We often "contract" or shorten words in English. For example, we may say "he's" instead of "he is". Note that we usually insert an apostrophe (') in place of the missing letter or letters in writing. Here are some example sentences.
I haven't seen him. = I have not seen him.
Who's calling? = Who is calling?
They're coming. = They are coming.
We do this especially when we speak. We do not contract words so much in writing.
Be careful. Some contractions have two or three meanings. For example, he'd can be he had or he would. It depends on the rest of the sentence. Look at these examples:
He'd like to go. = He would like to go.
He'd finished when arrived. = He had finished when arrived.
The contraction's (=is or has) is not used only with pronouns. It can also be used with nouns, names, question words and words like "here" and "there", for example:
The train's late. = The train is late.
John's arrived. = John is arrived.
Where's the phone? = Where is the phone?
Here's your change. = Here is your change.
There's a policeman. = There is a policeman.
|Short Form||Long Form|
|I'll||I will / I shall|
|I'd||I had / I would / I should|
|You'd||You had / You would|
|He's||He has / He is|
|He'd||He had / He would|
|She's||She has / She is|
|She'd||She had / She would|
|It's||It has / It is|
|We'd||We had / We would|
|They'd||They had / They would|
With the verb "to be", two negative forms are possible -
we aren't or we're not etc.
In questions, am not is contracted to aren't, for example:
I'm late, aren't I?
|Short Form||Long Form|
|can't||cannot, can not|
Here are some more examples showing some very common contractions.
|Short Form||Long Form||Example|
|here's||here is||Here's your meal.|
|there'll||there will||There'll be nobody tomorrow.|
|there's||there is||There's a taxi!|
|that's||that is||That's my car!|
|that'll||that will||That'll be $10, please.|
|how's||how is?||How's your wife?|
|what'll||what will?||What'll people think?|
|when's||when is?||When's the wedding?|
|where's||where is?||Where is the cinema?|
|who's||who is?||Who's your teacher?|
|what's||what is?||What's the matter?|
|who'd||who would?||Who'd like ice-cream?|
|who'll||who will?||Who'll be there?|
Informal contractions are short forms of other words that people use when speaking casually. They are not exactly slang, but they are a little like slang.
For example, "gonna" is short form of "going to". If you say "going to" very fast, without carefully pronouncing each word, it can sound like "gonna".

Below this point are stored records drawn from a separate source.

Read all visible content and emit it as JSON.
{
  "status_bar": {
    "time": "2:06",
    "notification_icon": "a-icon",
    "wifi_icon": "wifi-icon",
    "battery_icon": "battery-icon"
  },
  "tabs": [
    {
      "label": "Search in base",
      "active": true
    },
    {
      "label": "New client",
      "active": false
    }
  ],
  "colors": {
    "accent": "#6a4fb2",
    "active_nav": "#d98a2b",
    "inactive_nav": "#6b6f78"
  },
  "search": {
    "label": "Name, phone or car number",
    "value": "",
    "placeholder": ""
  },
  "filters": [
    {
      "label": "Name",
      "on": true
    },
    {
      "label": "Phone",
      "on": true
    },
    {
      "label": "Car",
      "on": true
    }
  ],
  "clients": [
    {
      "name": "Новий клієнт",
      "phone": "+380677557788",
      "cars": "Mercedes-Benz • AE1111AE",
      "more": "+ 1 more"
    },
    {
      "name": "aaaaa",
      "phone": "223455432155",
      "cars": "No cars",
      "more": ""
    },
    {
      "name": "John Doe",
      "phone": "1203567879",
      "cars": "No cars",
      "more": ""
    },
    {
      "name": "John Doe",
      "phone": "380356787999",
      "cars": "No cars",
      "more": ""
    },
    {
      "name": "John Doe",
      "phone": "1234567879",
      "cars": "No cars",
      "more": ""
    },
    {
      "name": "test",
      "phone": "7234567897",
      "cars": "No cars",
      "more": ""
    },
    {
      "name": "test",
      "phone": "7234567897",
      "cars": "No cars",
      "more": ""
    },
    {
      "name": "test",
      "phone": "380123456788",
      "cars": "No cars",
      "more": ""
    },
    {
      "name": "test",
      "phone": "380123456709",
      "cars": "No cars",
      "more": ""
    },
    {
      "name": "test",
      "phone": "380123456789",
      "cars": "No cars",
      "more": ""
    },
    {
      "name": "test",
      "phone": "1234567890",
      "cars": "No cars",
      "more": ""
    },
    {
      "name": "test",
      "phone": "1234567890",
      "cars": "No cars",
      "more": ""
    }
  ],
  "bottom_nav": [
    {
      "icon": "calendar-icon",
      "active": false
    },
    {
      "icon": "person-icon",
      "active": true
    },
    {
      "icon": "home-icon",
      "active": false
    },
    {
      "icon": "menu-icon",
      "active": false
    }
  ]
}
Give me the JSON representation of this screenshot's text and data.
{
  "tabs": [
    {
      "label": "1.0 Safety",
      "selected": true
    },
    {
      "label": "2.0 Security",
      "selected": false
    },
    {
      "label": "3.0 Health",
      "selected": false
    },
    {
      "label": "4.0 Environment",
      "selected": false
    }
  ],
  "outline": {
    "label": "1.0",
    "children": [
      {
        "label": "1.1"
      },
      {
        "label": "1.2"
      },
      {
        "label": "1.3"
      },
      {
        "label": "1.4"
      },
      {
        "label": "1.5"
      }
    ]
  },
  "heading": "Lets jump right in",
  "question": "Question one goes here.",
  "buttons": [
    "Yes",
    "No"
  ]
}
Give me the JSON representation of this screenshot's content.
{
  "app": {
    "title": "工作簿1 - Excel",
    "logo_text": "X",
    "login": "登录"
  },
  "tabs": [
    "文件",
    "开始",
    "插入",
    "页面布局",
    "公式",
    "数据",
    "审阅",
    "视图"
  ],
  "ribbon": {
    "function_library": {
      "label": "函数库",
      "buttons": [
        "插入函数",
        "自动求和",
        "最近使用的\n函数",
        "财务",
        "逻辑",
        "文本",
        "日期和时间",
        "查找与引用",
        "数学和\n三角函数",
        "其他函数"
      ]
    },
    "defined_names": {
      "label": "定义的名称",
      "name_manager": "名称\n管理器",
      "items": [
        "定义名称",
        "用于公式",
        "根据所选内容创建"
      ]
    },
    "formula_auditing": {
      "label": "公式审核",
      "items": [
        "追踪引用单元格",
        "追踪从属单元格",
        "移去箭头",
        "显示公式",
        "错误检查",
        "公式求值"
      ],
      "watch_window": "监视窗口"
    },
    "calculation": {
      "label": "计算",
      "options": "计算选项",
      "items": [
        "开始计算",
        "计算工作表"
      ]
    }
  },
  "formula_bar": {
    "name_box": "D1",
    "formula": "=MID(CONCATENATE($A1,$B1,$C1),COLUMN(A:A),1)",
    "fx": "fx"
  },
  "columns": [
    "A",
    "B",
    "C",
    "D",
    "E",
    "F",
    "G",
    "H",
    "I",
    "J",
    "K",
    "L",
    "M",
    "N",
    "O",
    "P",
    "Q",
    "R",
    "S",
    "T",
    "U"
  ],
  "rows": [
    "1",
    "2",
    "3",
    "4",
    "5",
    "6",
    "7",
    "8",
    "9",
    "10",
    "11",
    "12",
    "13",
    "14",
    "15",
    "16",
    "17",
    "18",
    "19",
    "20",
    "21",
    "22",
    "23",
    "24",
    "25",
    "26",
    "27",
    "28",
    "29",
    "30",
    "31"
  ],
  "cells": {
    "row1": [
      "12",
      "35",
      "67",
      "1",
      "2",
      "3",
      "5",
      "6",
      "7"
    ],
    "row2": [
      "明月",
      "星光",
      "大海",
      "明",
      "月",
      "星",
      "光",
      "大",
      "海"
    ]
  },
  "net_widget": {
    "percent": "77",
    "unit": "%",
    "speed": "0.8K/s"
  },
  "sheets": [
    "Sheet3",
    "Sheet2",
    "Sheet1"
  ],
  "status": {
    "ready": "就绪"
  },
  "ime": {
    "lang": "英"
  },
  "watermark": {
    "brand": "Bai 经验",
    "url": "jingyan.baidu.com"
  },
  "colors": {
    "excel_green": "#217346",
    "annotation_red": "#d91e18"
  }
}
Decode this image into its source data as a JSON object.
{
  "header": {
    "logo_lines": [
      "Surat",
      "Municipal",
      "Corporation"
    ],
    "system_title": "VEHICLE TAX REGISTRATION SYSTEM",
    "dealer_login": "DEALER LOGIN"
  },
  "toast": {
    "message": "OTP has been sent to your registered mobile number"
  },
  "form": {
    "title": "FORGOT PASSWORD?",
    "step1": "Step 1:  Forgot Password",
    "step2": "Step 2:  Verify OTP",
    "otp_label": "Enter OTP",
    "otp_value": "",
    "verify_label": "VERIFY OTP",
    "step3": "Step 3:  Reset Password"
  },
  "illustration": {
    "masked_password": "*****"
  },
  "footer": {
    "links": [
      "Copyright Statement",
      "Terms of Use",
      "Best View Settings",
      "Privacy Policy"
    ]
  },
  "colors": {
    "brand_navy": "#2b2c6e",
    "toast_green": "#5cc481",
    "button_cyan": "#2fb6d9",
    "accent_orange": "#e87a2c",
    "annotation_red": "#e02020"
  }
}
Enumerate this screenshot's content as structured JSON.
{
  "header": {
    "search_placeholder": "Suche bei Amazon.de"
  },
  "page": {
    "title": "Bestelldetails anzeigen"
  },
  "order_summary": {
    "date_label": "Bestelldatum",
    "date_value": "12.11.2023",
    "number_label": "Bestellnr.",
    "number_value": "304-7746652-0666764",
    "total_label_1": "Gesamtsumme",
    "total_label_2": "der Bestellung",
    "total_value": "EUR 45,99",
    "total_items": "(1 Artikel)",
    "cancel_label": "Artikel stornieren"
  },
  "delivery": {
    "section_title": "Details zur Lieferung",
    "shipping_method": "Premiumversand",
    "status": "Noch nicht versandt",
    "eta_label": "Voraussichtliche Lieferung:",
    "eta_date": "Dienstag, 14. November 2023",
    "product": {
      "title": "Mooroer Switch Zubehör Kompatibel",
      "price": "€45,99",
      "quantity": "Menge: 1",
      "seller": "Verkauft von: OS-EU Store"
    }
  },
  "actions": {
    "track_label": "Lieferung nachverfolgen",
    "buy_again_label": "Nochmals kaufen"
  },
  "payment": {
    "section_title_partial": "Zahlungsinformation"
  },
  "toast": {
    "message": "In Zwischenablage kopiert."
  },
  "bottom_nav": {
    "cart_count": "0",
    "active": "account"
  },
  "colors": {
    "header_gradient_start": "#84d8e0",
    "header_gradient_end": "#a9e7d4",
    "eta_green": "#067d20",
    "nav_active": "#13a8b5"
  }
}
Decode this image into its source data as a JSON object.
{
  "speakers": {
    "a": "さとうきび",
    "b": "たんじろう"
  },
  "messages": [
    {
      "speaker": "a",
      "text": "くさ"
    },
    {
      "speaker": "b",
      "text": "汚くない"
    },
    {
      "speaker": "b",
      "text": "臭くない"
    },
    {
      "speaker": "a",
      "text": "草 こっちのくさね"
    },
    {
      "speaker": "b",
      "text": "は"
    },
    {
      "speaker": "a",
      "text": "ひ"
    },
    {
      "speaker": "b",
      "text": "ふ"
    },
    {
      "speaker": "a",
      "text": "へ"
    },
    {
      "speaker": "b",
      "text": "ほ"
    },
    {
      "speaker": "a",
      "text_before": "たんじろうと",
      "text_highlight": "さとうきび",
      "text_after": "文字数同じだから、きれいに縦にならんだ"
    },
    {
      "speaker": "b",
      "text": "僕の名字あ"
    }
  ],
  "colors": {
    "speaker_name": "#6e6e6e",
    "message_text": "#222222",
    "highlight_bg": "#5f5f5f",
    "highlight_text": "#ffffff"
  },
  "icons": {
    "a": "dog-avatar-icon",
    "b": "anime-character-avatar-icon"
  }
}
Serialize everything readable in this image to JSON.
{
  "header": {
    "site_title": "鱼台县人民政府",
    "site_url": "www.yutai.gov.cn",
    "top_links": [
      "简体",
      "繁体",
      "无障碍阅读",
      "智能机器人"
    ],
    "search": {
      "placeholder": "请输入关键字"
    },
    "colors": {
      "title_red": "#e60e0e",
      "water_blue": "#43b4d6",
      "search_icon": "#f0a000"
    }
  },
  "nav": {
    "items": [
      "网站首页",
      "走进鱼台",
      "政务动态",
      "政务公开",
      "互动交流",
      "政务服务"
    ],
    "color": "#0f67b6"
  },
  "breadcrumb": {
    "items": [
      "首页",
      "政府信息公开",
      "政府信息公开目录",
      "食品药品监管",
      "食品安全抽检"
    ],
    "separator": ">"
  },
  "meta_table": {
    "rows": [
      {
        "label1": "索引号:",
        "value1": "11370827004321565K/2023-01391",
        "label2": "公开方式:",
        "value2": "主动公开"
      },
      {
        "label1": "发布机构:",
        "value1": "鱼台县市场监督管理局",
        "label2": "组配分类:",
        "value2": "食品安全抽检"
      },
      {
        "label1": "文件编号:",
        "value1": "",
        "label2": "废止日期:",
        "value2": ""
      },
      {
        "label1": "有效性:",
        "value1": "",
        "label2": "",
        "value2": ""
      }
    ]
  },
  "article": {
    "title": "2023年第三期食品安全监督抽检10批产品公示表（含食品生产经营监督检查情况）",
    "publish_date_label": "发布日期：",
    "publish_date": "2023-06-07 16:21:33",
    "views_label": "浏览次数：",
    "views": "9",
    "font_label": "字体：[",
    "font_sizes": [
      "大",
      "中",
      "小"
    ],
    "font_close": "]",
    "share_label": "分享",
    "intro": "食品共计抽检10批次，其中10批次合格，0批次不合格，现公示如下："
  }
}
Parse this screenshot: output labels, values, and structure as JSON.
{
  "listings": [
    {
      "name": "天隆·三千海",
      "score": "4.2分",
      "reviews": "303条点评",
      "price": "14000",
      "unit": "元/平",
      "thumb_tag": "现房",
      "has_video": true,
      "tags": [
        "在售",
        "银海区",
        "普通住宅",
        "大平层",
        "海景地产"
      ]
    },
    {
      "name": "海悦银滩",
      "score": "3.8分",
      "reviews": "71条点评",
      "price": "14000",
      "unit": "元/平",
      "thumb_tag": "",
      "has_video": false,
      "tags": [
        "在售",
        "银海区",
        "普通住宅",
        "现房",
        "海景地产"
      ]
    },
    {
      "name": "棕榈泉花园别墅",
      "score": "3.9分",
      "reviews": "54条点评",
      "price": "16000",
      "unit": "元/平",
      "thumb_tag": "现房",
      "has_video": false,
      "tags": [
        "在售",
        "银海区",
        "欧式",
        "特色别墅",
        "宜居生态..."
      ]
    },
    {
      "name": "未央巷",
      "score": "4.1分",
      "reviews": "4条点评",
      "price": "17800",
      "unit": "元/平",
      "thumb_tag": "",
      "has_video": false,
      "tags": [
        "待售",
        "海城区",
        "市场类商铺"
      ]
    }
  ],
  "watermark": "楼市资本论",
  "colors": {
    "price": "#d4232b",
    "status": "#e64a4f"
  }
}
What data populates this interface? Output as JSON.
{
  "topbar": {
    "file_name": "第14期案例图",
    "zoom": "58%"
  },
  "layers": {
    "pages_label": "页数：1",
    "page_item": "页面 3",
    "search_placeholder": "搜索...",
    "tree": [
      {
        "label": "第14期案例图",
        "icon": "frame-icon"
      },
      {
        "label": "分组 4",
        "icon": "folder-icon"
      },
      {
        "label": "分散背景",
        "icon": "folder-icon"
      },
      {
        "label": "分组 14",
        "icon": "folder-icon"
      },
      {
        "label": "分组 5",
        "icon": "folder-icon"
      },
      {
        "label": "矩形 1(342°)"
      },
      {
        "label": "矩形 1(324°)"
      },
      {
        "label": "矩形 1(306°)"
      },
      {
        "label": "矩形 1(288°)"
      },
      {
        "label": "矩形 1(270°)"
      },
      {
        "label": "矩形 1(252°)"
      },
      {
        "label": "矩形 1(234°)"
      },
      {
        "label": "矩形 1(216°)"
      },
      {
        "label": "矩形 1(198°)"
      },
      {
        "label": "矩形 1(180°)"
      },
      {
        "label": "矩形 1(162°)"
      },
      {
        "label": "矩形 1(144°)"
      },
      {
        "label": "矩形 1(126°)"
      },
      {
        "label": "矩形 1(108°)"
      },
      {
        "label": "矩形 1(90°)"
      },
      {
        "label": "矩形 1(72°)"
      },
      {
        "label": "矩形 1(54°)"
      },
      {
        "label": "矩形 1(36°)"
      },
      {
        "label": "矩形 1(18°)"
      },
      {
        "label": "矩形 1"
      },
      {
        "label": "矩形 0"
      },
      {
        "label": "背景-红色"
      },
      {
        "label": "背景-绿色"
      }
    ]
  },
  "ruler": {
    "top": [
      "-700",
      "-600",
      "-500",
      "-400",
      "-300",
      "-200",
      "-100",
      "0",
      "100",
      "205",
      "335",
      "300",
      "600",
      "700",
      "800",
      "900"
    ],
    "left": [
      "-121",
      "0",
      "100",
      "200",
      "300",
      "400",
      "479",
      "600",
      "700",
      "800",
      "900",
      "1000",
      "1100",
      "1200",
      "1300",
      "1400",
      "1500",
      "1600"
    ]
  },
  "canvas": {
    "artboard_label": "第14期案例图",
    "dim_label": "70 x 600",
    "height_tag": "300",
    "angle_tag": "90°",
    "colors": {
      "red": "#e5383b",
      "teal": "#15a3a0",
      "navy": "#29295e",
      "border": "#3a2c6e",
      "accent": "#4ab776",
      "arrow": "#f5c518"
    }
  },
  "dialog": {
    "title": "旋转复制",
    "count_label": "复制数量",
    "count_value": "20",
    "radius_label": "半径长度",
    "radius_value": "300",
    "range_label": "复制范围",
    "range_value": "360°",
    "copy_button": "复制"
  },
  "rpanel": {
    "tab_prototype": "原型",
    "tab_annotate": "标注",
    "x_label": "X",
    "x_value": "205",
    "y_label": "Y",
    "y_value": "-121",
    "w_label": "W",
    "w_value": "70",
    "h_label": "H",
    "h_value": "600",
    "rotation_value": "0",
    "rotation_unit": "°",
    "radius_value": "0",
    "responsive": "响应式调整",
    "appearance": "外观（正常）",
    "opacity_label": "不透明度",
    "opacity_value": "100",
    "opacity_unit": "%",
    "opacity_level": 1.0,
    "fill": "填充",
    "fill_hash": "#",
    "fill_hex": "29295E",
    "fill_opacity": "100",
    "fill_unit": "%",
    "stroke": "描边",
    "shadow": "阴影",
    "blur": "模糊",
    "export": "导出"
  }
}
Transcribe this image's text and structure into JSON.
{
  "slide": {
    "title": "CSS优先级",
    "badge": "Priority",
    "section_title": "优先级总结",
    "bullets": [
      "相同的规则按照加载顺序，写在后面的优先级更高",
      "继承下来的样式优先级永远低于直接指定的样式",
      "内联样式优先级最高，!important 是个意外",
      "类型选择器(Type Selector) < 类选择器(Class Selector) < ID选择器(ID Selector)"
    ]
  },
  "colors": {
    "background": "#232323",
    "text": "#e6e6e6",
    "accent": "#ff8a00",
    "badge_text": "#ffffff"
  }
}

Please remember that these are informal contractions. That means that we do not use them in correct speech, and we almost never use them in writing. (If you see them in writing, for example in a comic strip, that is because the written words represent the spoken words or dialogue.) We normally use them only when speaking fast and casually, for example with friends. Some people never use them even in informal speech.
It is probably true to say that informal contractions are more common in American English.
Also note that, unlike normal contractions, we do not usually use apostrophes (') with informal contractions when written.
On the right are some informal contractions, with example sentences. Note that the example sentences may be a little artificial because when we use a contraction we may also use other contractions in the same sentence, or even drop some words completely. For example:
What are you going to do?
Whatcha going to do?
Whatcha gonna do?
Do you want a beer?
Do you wanna beer?
D'you wanna beer?
D'ya wanna beer?
D'y wanna beer?
Ya wanna beer?
These informal contractions are not "correct" English. Do not use them in a written exam, for example, except in appropriate situations.
ain't = am not / are not / is not
I ain't sure.
You ain't my boss.
ain't = has not / have not
I ain't done it.
She ain't finished yet.
gimme = give me
Gimme your money.
Don't gimme that rubbish.
Can you gimme a hand?
gonna = going to
Nothing's gonna change my love towards you.
I'm not gonna tell you.
What are you gonna do?
gotta = got a
I've gotta gun.
I gotta gun.
She hasn't gotta penny.
Have you gotta car?
I've gotta go now.
We haven't gotta do that.
Have they gotta work?
kinda = kind of
She's kinda cute.
lemme = let me
wanna = want a
I wanna coffee.
wanna = want to
I wanna go home.
whatcha = what are you
Whatcha going to do?
Whatcha = what have you
Whatcha got there?
ya = you
Who saw ya?